Lithium−sulfur batteries could become an excellent alternative to replace the currently used lithium-ion batteries. 1 The natural abundance and low cost of sulfur, coupled with the high theoretical energy density of sulfur-based cathodes, namely, 1675 mAh g-1 and 2600 Wh kg-1, are the major advantages of this sulfur battery.2 However, commercialization of lithium−sulfur batteries has so far been limited due to the cyclability problems associated with both the sulfur cathode and the lithium−metal anode.3 Herein, we demonstrate a highly reliable lithium−sulfur battery showing cycle performance comparable to that of lithium-ion batteries; our design uses a highly reversible hybrid dual-type sulfur cathode (solid sulfur electrode and polysulfide catholyte) and a lithiated Si/SiOx nanosphere anode. Our result shows superior battery performance in terms of high specific capacity, excellent charge−discharge efficiency, and notable cycle life, delivering a specific capacity of ∼750 mAh g−1 over 500 cycles (85% of the initial capacity). These promising behaviors may arise from a synergistic effect of the enhanced electrochemical performance of the newly designed anode and the optimized layout of the cathode.


1. B. Scrosati, J. Hassoun, Y-K. Sun, Energy Environ. Sci., 4, 3287 (2011).

2. E. Peled, A. Gorenshtein, M. Segal, Y. Sternberg, J. Power Sources, 26, 269 (1989).

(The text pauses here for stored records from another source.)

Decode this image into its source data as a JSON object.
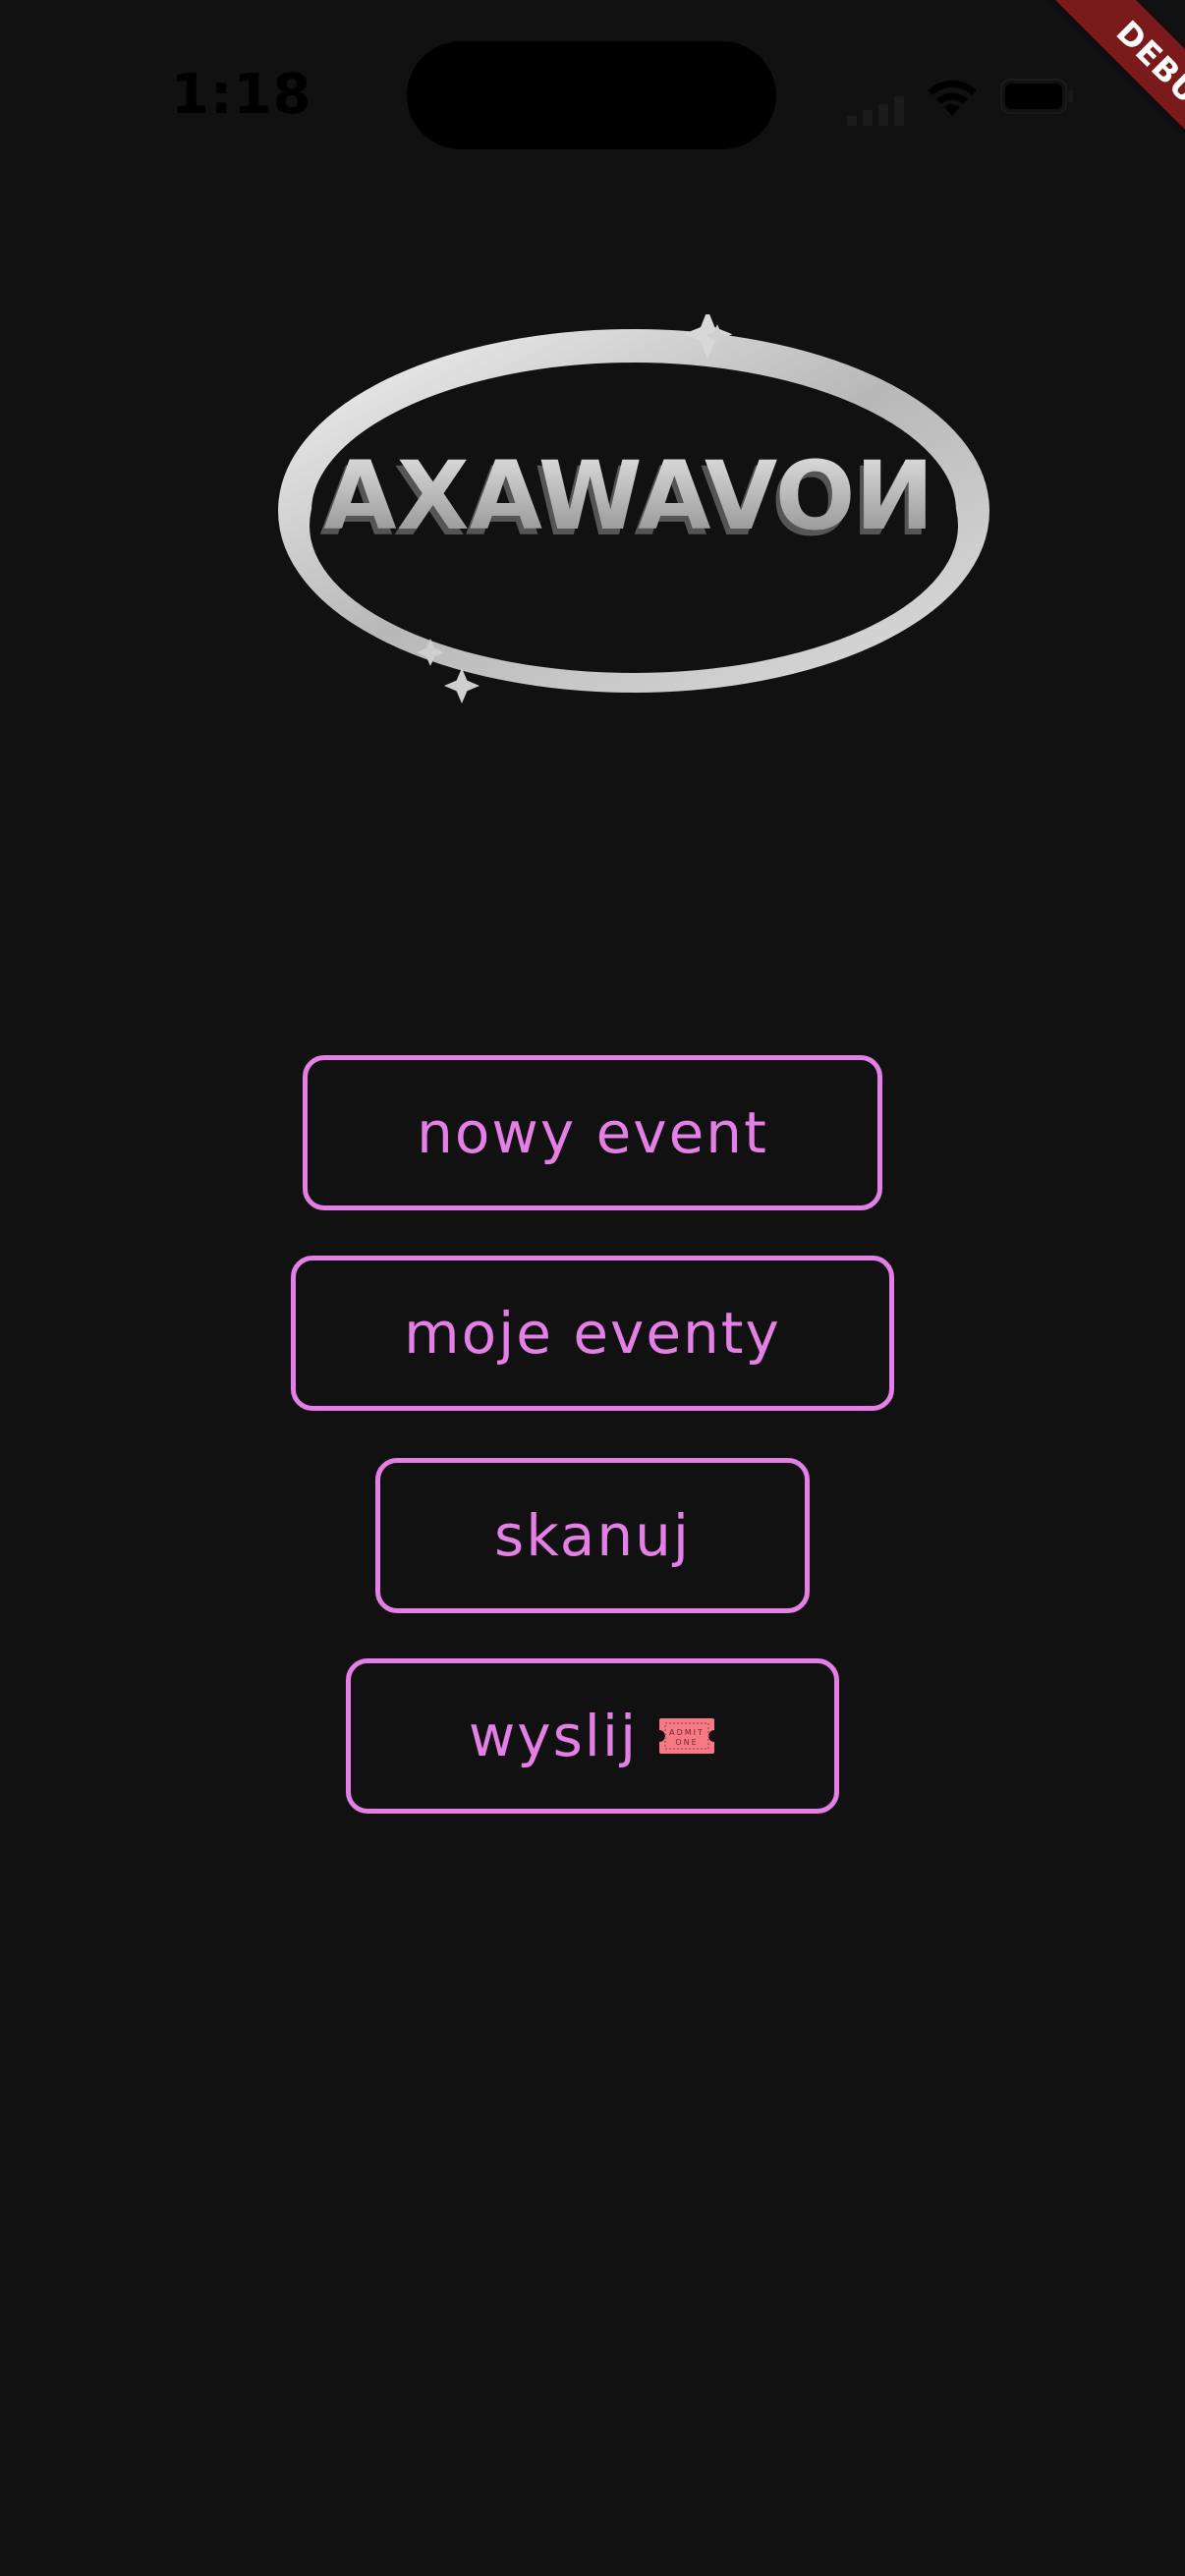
{
  "status_bar": {
    "time": "1:18",
    "icons": [
      "signal-icon",
      "wifi-icon",
      "battery-icon"
    ]
  },
  "debug_banner": {
    "label": "DEBUG",
    "color": "#7a1a1a"
  },
  "logo": {
    "text": "NOVAWAXA",
    "icon": "orbit-logo"
  },
  "menu": {
    "accent_color": "#e47fe6",
    "new_event_label": "nowy event",
    "my_events_label": "moje eventy",
    "scan_label": "skanuj",
    "send_label": "wyslij",
    "send_icon": "admit-one-ticket-icon",
    "ticket_text_top": "ADMIT",
    "ticket_text_bottom": "ONE"
  },
  "colors": {
    "background": "#111111",
    "accent": "#e47fe6"
  }
}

3. Y-V. Mikhaylik, J. R. Akridge, J. Electrochem. Soc., 151, A1969 (2004).